In many of the projects that I have been a part of, the process begins right away. In the kickoff meeting you introduce yourself to a number of people, some of them who you have possibly never met before. You usually go over the projects goals and after that you’re off to the races. Even in service design projects, and again this is viewed through my own experience, the common language of the project is often overlooked.
This revelation came to me through participation in a service design project that aims to improve the student services in Laurea. The project is done in collaboration with Laurea staff and students and design agency Kuudes Kerros of Helsinki. There are seven of us students helping in the project. The kickoff meeting began the normal way, but after the introductions we were familiarized to the project’s common language. By agreeing on certain terms that are used in the process, it has been easy during the discovery phase to understand and categorize the gathered insights. We were able to quickly focus on the right things.
I feel that in a lot of projects the team that is gathered for it doesn’t necessarily speak the same language. This might not seem like a major issue but let’s look at it through two scenarios. First, you can outsource the project and then your role becomes that of a participant and source of information. During the project work the facilitators talk about certain topics in ways obvious to themselves. Can you follow and be productive? Is your participation affected by a pounding thought in your head “what are they talking about”? And in the end are you then getting your money’s worth?
On the other hand what if the project is an in-house one? Everyone speaks the same language, right? Possibly, if the company is a smaller one or there has been significant work done to bring down the traditional silos. But in most company, there still are silos and within the silos there are different ways of communicating. And in this case everyone will not speak the same language.
The lesson I’ve learned through the Laurea project is to have a common language set up in the future projects. It doesn’t mean that you have to have a plethora of terms and definitions. Just set up a few common phrases and their meaning and go over them in the first meeting.
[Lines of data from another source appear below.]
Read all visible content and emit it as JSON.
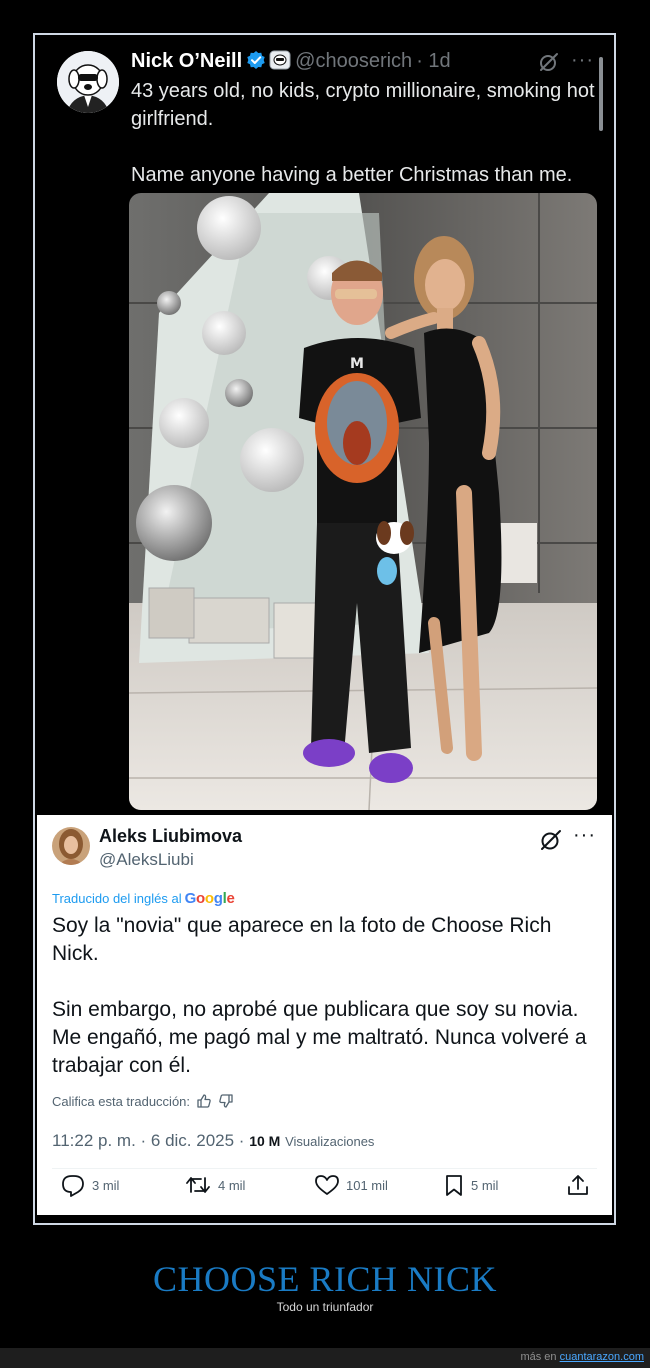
{
  "tweet1": {
    "name": "Nick O’Neill",
    "handle": "@chooserich",
    "time": "· 1d",
    "text": "43 years old, no kids, crypto millionaire, smoking hot girlfriend.\n\nName anyone having a better Christmas than me.",
    "icons": [
      "verified-badge-icon",
      "org-badge-icon",
      "grok-icon",
      "more-icon"
    ]
  },
  "tweet2": {
    "name": "Aleks Liubimova",
    "handle": "@AleksLiubi",
    "translated_prefix": "Traducido del inglés al",
    "translated_brand": "Google",
    "text": "Soy la \"novia\" que aparece en la foto de Choose Rich Nick.\n\nSin embargo, no aprobé que publicara que soy su novia. Me engañó, me pagó mal y me maltrató. Nunca volveré a trabajar con él.",
    "rate_label": "Califica esta traducción:",
    "timestamp": "11:22 p. m. · 6 dic. 2025 ·",
    "views_count": "10 M",
    "views_label": "Visualizaciones",
    "replies": "3 mil",
    "reposts": "4 mil",
    "likes": "101 mil",
    "bookmarks": "5 mil"
  },
  "footer": {
    "title": "CHOOSE RICH NICK",
    "subtitle": "Todo un triunfador",
    "more_prefix": "más en",
    "more_link": "cuantarazon.com"
  },
  "colors": {
    "caption": "#1a7bc4",
    "link": "#1d9bf0",
    "verified": "#1d9bf0",
    "google_blue": "#4285f4",
    "google_red": "#ea4335",
    "google_yellow": "#fbbc05",
    "google_green": "#34a853"
  }
}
This will help everyone define themselves and understand how the work proceeds. Possibly this way the outputs of the participants are more coherent and to the point. As an example, in this project there were three phrases set and this helped out tremendously. It pays off having a common language.
Picture and text by Jukka Kaartinen, SID ’14 student